Vince Vaughn has a new movie that opens this weekend, The Dilemma. I’m lucky enough to have friends with connections so I got to see it a couple of days early. I was pretty excited to see it, hoping that it might redeem Vince Vaughn from the calamity that was Couple’s Retreat. I have to preface by saying that I am a huge fan of Vince Vaughn and have been ever since Swingers in 1996. Granted, I didn’t see Swingers until 1998, but I quickly developed a huge crush on “Trent”. How sad it is to see a heart throb from only 14 years ago grow so frumpy and pudgy and saggy.
The opening scene for The Dilemma shows 2 couples having dinner together and philosophizing about whether or not you can really truly know another person. This scene created a cyclical series of reactions in me. First, I was sad because Vince Vaughn’s baggy eyes hardly resembled the beautiful-baby-loving man I crushed on a decade ago- he seemed so old. Then I felt like I could identify with the couples sitting around having intelligent conversations in a fancy restaurant and it made me feel pretty grown up. Then I realized that I was identifying with an old-looking bunch of grown ups having intelligent conversation in a fancy restaurant and that made me feel old. Then feeling old made me sad again. Seems like a lot to get out of a minute or two of a film, especially one that’s being touted as a comedy.
Let me clear this up for you: The Dilemma is not a comedy. If anything it’s a dramedy. I hate when movies get billed as one genre but turn out to be something else. Remember the trailers for The Family Stone in 2005 which looked so funny?
That movie left me crying for another 20 minutes even after leaving the theater. Thankfully, The Dilemma didn’t make me cry. I imagine if I identified a little more closely with it (ie. knew someone personally who’s marriage was in jeopardy because of a cheating spouse) it might’ve crossed that cry-line, but gratefully it stayed just slightly on the more comedic side of the dramedy probably due to the bromantic nature of it. There are quite a few hearty laughs, but just as many serious moments that provoke real emotion.

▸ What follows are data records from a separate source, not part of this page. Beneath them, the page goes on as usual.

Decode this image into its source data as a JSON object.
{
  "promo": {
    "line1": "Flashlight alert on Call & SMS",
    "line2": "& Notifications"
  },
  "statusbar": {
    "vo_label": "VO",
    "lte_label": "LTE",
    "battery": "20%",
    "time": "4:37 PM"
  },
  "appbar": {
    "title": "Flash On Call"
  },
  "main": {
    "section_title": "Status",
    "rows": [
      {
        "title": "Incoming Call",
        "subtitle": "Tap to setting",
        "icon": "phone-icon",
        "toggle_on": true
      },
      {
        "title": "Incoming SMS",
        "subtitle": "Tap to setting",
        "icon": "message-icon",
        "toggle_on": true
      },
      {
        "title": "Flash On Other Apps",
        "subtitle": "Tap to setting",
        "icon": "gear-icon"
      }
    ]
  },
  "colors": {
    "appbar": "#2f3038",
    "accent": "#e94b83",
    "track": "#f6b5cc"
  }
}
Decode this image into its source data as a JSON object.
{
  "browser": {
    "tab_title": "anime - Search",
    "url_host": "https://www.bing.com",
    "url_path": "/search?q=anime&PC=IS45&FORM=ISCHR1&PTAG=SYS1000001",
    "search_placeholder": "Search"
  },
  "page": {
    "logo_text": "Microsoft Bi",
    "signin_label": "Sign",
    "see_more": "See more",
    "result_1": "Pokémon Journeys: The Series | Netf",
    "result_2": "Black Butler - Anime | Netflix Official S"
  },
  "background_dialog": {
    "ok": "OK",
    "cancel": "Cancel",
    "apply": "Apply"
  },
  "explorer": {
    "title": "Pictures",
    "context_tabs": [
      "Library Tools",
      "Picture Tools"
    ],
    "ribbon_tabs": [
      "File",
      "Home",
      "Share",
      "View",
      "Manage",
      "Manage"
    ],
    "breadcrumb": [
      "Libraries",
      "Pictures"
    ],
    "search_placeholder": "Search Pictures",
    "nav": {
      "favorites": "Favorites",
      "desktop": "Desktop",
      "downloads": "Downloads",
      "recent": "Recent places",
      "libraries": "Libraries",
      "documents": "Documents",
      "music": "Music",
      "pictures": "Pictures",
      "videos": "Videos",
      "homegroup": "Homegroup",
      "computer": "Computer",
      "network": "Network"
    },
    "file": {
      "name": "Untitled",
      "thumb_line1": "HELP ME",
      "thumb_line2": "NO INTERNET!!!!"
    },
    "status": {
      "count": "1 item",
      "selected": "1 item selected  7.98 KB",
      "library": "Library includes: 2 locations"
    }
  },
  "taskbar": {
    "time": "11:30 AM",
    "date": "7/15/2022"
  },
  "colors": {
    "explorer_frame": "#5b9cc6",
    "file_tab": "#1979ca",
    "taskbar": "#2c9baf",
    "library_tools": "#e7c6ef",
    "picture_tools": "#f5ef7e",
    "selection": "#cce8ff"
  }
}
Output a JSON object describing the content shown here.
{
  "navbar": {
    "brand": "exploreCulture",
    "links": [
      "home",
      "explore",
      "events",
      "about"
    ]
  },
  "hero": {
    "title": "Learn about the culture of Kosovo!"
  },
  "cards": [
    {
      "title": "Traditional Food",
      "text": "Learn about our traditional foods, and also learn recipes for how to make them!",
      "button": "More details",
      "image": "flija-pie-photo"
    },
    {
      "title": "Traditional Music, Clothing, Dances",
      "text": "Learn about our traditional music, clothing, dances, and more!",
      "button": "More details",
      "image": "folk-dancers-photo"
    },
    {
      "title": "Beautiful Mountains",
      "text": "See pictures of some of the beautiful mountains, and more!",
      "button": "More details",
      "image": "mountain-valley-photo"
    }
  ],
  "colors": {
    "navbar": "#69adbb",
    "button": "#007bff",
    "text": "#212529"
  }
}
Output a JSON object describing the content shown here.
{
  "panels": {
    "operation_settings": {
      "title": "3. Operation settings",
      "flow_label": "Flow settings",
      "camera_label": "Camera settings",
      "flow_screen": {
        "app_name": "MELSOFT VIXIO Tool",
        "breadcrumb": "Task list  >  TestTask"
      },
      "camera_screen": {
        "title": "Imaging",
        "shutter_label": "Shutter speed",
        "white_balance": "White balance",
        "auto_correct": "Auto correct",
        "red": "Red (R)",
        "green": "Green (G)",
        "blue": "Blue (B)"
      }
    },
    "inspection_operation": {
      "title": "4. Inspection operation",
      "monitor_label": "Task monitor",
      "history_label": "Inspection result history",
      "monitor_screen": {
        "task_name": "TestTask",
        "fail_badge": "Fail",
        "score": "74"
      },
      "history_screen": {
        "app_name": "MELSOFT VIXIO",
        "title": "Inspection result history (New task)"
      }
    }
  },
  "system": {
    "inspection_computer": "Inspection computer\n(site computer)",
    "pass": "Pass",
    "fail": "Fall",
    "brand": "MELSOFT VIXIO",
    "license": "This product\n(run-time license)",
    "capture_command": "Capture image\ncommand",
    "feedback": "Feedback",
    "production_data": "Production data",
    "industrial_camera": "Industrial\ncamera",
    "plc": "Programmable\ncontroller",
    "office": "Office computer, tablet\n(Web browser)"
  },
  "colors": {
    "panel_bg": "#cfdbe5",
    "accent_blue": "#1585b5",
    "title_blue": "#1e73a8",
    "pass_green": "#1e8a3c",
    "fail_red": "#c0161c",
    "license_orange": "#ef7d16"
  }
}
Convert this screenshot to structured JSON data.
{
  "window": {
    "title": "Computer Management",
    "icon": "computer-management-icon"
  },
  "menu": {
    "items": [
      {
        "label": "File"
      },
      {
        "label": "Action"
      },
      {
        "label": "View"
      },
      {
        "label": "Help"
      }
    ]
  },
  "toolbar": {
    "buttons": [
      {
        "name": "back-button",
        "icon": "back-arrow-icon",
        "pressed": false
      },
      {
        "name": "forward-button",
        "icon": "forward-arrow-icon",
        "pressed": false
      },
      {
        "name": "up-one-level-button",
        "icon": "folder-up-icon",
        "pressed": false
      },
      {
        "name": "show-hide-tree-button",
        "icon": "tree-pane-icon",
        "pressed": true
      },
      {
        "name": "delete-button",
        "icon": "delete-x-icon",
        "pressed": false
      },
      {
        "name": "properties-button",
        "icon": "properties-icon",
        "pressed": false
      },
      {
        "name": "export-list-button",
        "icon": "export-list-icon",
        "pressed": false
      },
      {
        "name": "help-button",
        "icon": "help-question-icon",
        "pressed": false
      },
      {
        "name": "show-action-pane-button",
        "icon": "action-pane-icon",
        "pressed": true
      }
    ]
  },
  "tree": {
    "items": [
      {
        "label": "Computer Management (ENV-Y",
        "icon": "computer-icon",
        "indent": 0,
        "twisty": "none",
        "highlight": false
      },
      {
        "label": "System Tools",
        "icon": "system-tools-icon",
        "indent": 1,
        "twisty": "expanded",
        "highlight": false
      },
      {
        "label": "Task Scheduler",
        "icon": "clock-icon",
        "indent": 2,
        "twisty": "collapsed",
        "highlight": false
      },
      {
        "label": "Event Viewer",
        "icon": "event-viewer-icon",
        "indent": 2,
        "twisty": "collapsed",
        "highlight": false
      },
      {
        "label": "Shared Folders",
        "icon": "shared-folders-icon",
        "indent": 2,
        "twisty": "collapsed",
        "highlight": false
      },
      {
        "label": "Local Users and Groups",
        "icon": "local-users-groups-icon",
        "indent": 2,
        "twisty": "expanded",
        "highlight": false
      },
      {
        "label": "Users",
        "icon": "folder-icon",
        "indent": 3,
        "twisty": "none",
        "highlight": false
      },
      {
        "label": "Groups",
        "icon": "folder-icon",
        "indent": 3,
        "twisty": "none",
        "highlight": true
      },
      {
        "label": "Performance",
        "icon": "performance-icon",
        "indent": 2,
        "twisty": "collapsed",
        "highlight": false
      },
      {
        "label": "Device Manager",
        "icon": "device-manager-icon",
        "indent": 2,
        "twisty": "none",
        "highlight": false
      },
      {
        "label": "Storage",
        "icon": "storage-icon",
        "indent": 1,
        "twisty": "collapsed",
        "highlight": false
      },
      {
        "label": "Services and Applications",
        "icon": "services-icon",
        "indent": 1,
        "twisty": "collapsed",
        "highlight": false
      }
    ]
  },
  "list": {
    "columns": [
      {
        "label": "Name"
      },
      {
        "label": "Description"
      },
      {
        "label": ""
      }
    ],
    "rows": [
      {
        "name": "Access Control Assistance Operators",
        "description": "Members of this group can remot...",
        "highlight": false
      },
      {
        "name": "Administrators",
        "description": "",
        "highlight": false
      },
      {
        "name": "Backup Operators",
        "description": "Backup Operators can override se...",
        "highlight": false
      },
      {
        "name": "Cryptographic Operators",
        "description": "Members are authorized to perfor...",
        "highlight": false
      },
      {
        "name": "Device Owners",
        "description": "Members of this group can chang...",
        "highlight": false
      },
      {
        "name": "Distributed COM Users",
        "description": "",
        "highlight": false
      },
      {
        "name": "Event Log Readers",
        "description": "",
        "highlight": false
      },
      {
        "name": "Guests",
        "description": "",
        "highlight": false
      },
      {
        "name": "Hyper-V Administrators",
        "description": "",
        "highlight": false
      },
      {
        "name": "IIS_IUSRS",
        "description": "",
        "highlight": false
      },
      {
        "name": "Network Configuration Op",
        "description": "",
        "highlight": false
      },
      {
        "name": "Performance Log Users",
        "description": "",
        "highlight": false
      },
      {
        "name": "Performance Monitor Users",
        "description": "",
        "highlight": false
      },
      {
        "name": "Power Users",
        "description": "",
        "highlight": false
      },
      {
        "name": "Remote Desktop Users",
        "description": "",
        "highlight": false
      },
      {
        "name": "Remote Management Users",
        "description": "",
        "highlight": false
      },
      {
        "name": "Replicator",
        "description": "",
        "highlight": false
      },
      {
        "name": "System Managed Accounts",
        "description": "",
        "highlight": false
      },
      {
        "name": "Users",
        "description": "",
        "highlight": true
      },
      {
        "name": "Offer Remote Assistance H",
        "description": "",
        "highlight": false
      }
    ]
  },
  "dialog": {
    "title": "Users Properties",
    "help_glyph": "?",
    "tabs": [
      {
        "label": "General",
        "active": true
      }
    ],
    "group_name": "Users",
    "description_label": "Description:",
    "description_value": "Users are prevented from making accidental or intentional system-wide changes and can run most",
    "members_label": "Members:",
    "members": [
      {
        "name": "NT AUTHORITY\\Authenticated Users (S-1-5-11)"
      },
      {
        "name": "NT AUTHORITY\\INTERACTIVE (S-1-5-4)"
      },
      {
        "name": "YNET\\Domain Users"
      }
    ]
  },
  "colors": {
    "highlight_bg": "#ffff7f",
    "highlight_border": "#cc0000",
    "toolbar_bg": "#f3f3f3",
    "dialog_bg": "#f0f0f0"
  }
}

The plot is great fodder for one of those grown-up intelligent conversations I mentioned earlier: a guy finds out that his best friend’s wife is stepping out on him. Does he tell on her, or keep the secret to himself? There is hardly a right answer in the situation and the movie does a great job delving into the scenario while at the same time keeping it a little lighter with a sub-plot involving the lead guys getting ready to pitch their electric car technology to Dodge/Chrysler. In those scenes, Queen Latifah steals the show. Her “lady-wood” talk cracks me up.
It is a great cast and it’s nice to see Winona Ryder making a bit of a Hollywood comeback. She was viciously good in Black Swan too. Jennifer Connelly is true to form: both subtle and striking. Kevin James is Kevin James but he showed great range even if he couldn’t keep up with his co-star. Vince Vaughn hasn’t lost his appeal in the way his witty fast-talk is charming, nor his comedic timing… it’s only his looks that have faded. Channing Tatum steps out from his Step Up character but I still can’t take him seriously, even if I keep thinking he’s Josh Hartnett. That being said, playing Zip in The Dilemma was perfect for him. As I already said, Queen Latifah rocks. She should’ve been in more scenes. The whole cast plays well off each other so that definitely contributes to the success of the movie as a whole.
So, should you pony up the cash to see The Dilemma in theaters this weekend? Sure! It certainly could lead to deep conversations with whoever you see it with. Probably not best for a first date though. I’m not saying it’s the best dramedy of all time, but it’s a good movie and I happen to think director Ron Howard did a great job of balancing the feeling with the funny. I may have felt sad in the opening scene, but I definitely felt good when I left the theater.